Few transfusion clinics employ radiation so there is usually no radioactive waste. But the other types of waste that we discuss on this site are present.
Sharps - needles, lancets, and anything else that can readily pierce the skin. They can be dangerous - both in producing wounds and transmitting disease - and all nurses and medical personnel are trained to be careful with sharps. Sharps should be immediately put in containers when they become waste. See our page on sharps management.
Hazardous waste - it is possible that a transfusion clinic will produce hazardous waste. “Hazardous waste” has a formal legal definition and if you generate it on a regular basis, you may need a permit. At the least you will have to conform to storage requirements. See our page on hazardous waste to figure out if your waste meets the definition for hazardous waste.
Infectious/Biomedical waste - clinics produce this type of waste on a regular basis and you must have a plan to keep your patients, staff, and the general public safe. You don’t want to risk transmission of disease from errant release of this waste. Subcategories of biomedical waste include bloodborne waste (regulated waste under OSHA) and pathological waste.

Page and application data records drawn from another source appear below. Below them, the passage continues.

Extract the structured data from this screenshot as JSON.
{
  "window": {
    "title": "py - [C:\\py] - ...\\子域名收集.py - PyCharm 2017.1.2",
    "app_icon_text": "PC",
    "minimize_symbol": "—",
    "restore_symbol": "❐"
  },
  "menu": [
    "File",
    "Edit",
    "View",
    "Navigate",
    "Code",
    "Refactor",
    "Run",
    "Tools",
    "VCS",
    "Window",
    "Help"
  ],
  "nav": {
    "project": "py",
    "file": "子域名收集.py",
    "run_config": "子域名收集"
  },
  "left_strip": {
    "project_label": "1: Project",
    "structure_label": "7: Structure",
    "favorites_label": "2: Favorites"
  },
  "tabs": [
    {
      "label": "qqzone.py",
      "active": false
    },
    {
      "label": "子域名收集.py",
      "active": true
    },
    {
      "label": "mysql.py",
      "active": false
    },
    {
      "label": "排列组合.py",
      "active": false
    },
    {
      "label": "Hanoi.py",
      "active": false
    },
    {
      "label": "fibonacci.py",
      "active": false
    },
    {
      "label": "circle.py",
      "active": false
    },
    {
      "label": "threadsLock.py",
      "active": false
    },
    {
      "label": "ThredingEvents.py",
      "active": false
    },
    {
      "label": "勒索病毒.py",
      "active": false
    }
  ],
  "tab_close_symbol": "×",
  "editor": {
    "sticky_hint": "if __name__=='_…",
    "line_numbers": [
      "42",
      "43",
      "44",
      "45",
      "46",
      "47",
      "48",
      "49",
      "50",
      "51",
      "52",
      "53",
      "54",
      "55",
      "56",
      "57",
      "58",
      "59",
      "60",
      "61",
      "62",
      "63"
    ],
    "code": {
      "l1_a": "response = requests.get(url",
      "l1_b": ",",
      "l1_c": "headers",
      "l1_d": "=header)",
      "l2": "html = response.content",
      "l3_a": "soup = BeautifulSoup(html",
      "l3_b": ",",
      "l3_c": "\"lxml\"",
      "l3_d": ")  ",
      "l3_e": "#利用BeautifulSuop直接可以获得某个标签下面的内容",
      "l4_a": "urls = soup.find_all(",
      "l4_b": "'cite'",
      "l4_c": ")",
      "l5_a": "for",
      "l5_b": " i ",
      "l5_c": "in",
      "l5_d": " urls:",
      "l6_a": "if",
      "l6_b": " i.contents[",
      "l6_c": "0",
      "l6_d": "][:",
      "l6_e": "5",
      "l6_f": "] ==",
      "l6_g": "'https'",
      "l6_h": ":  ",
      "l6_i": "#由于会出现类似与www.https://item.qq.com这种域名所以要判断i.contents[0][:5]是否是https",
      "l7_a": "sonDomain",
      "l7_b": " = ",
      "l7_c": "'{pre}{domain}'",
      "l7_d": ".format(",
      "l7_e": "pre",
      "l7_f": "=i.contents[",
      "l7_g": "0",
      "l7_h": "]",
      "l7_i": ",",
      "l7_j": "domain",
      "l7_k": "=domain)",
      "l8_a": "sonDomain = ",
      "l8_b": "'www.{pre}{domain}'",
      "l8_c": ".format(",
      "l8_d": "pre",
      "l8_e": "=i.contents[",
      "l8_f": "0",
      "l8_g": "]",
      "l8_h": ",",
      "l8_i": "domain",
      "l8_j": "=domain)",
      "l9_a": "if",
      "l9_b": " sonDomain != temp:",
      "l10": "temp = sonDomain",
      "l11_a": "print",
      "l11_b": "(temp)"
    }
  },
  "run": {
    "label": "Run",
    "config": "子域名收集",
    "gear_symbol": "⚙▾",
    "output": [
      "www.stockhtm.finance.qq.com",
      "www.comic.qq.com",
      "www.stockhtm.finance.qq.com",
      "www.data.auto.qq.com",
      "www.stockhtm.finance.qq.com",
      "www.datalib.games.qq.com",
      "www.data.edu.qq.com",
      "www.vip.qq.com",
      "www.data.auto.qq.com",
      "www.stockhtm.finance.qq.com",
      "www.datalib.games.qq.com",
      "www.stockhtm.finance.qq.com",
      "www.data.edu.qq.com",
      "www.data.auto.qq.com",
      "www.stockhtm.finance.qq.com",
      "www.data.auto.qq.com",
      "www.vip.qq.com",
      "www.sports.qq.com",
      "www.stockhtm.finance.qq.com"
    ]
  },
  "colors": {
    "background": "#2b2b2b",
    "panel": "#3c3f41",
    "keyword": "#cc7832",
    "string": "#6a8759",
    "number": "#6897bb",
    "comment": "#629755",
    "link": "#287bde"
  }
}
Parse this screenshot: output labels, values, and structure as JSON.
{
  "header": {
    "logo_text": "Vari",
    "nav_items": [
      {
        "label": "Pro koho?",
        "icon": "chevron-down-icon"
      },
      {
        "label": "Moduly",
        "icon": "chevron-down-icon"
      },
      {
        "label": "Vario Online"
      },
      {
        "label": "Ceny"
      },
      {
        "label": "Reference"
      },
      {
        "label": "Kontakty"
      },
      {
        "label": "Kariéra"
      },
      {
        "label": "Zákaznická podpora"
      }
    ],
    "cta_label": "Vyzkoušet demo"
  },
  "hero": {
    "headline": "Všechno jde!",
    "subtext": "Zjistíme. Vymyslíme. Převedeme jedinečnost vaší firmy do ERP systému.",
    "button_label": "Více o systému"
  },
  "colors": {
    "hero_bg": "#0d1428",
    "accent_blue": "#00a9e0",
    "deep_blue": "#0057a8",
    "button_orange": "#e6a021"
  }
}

General waste - non-hazardous, non-biological waste of the sort produced at every business - paper, packaging, plastic waste, etc - is called municipal solid waste. It is substantially less of a headache and much cheaper to dispose of than the other waste described here. The most important action for this waste is segregation. Make sure you keep this waste separate from hazardous and biomedical waste. If there is no contamination, MSW can be disposed of in an outdoor dumpster of the sort commonly found in office complexes. You have to pay to have it hauled away and taken to a landfill.
Most transfusion clinics probably don’t want to institute a treatment process but measures to limit excessive threats may be required. In the case of liquid waste, mixing with a liquid disinfectant can eliminate most of the infection risk.
A simple three bin segregation system (sharps, infectious waste and municipal solid (general) waste) is a first step that should be easy to implement and that reduces the most important risks. More complex collection and segregation schemes can be instituted if the situation warrants.
Waste must be stored so patients and staff do not come into casual contact with it and so that the waste disposal company can easily remove it. See our page on storage options.
It costs money and effort to properly manage waste, but the costs associated with poor waste management can be larger. Liability costs can be large, and if you cut corners and get found out, the additional costs for permitting and disposal will probably be even higher than they would have been if you had done it right the first time. State regulatory agencies can levy fines. Your organization’s image with the public and even with your own employees will suffer.